Securing Enterprise Networks Against Shadow IoT Threats with DNS

Securing Enterprise Networks Against Shadow IoT Threats with DNS

Every day, a growing number of companies announce plans to continue doing some type of remote work once the pandemic is over. With this in mind, security teams should prioritize defending from the network edge and mitigating shadow IoT risks in the future.

The concept of the Internet of Things (IoT) isn’t new – IoT devices have been extensively and thoroughly incorporated into people’s homes and workplaces for many years. The pandemic, however, increased the reliance on these systems in the workplace and altered the security goalposts once again.

The digital attack surface grew considerably as more people began to access their work environments remotely. Not only were IT teams responsible for ensuring that employees had the proper equipment and that systems were cloud-optimized, but they also had to ensure that employees had basic security protections no matter where they were or what device they were using.

Also Read: Staying Ahead of Third-Party Libraries Vulnerabilities

Many IoT devices already in use in remote workspaces of employees are poorly secured, exacerbating the problem. Throughout the pandemic, IoT vulnerabilities linked with remote sites have fast become a serious concern for security teams.
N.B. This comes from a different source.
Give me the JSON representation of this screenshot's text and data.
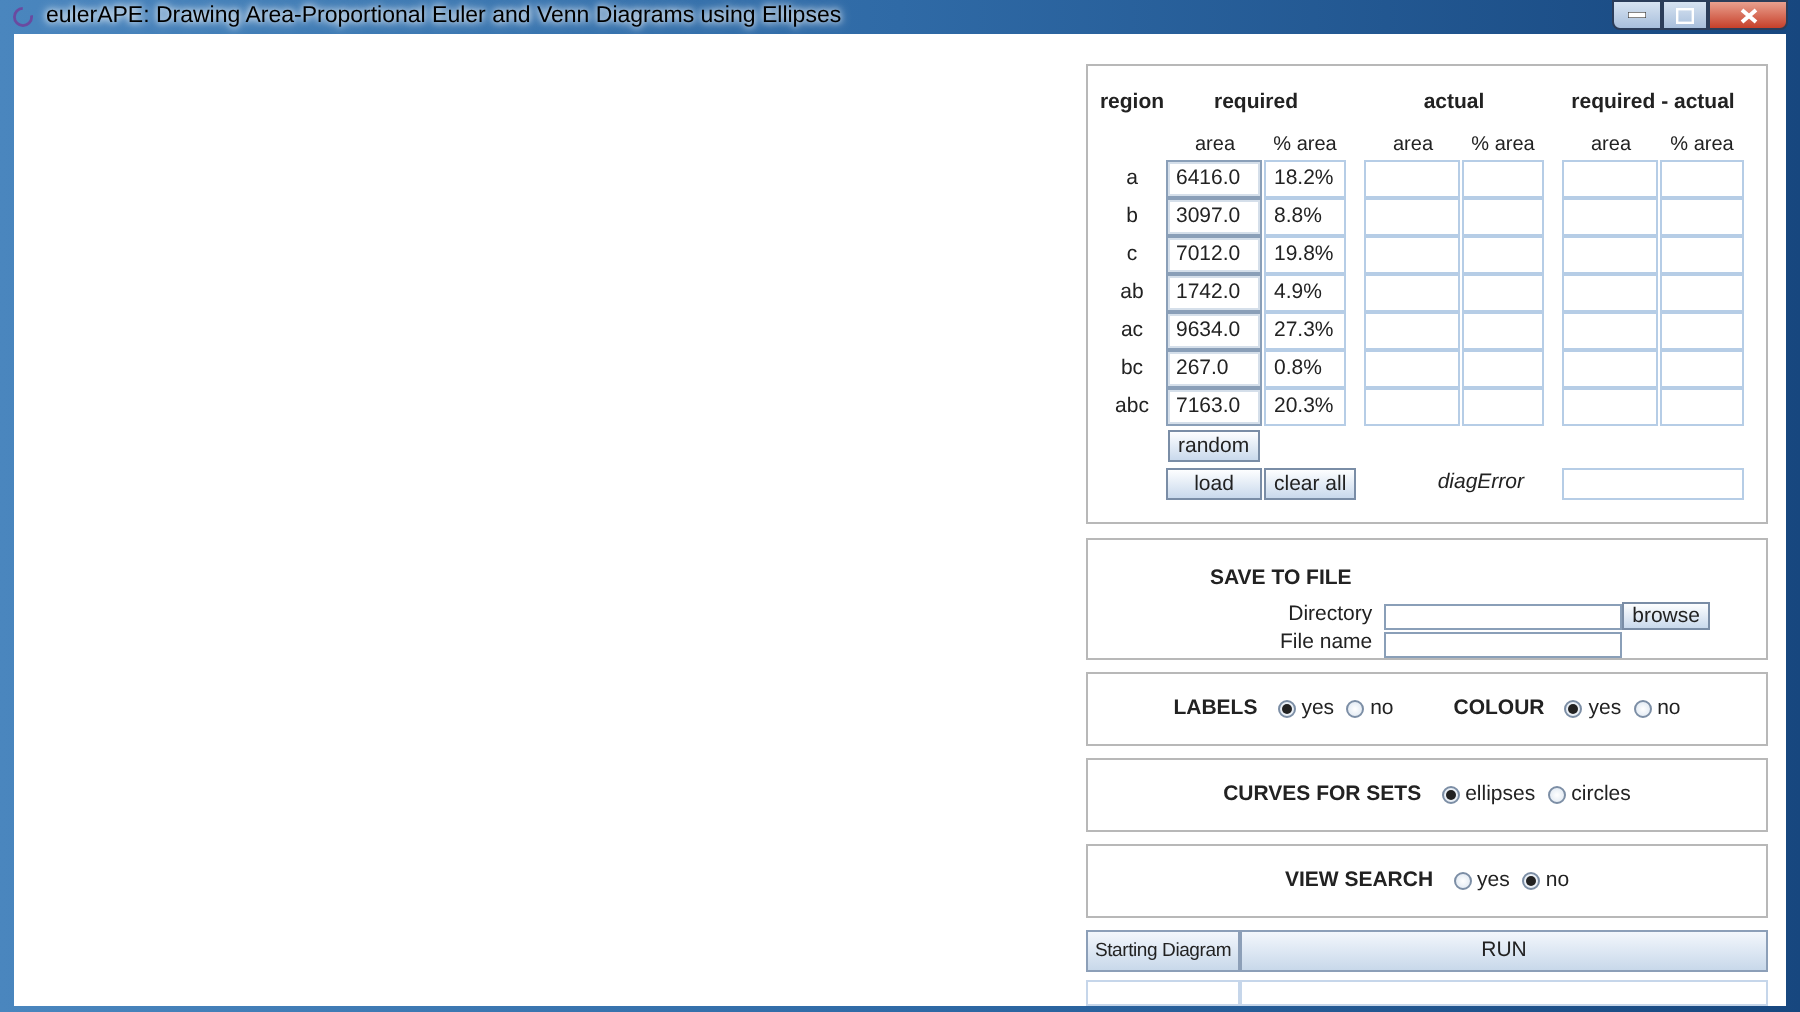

With many people opting for remote work and IoT devices on the rise, failing to address security concerns today could be catastrophic in the future.

The Remote Chapter in IoT 

Employees in remote work environments are naturally less risk averse. Many would probably use their work devices to engage in activities that they would not do in an office setting, such as social media browsing, streaming entertainment services or online shopping. Many people are unaware that insecure Wi-Fi connections, unapproved apps, and browsers with vulnerable plug-ins can all compromise a company’s network.

Additionally, many employees have started utilizing their own devices to access business networks in recent months, whether due to a lack of resources or personal convenience. Using personal devices that are not known to the IT team can allow shadow IoT risks to infiltrate the network. Because IT teams can’t readily enforce company security policies on devices and apps that aren’t part of their infrastructure, each device is a potential landmine ready to detonate.

This was a widespread problem even before the pandemic — according to a 2020 report from Infoblox, a staggering 80% of IT professionals detected shadow IoT devices connected to their network within a 12-month period. In the present remote work environment, this number is only expected to rise.

Rather than clinging to a network model that isn’t consistent with the new cloud-based settings, organizations should utilize this opportunity to embrace a more strategic approach to security.

Also Read: Redirecting SOC Workloads to Avoid Inefficiency

Regaining Control

Increasing visibility is one of the most effective strategies for IT teams to safeguard their networks against shadow IoT risks. DNS (Domain Name System) tracking can help with this. Through a large pool of forensic data, DNS understands exactly what every IoT device is doing and provides a perspective of the entire enterprise. DNS is not dependent on a device being permitted or known by IT. Instead, it requires a device to connect to the internet.

Businesses can manage many of the IoT concerns that come with the existing remote working scenario by combining DNS, DHCP (Dynamic Host Configuration Protocol) and IPAM (IP Address Management). These three technologies, collectively known as DDI, can detect threats early on, identify compromised machines, and link disparate events involving the same device.

DDI can relieve some of the load on IT professionals by providing an up-to-date view of all devices linked to a network, regardless of location. They can also assist organizations automate security service provisioning on remote endpoints, eliminating the need to send devices back and forth for on-site patching. Using core infrastructure as the security control plane, such as DDI, will offer enterprises the upper hand and allow them to safeguard their networks and employees regardless of where they log in from.

For more such updates follow us on Google News ITsecuritywire News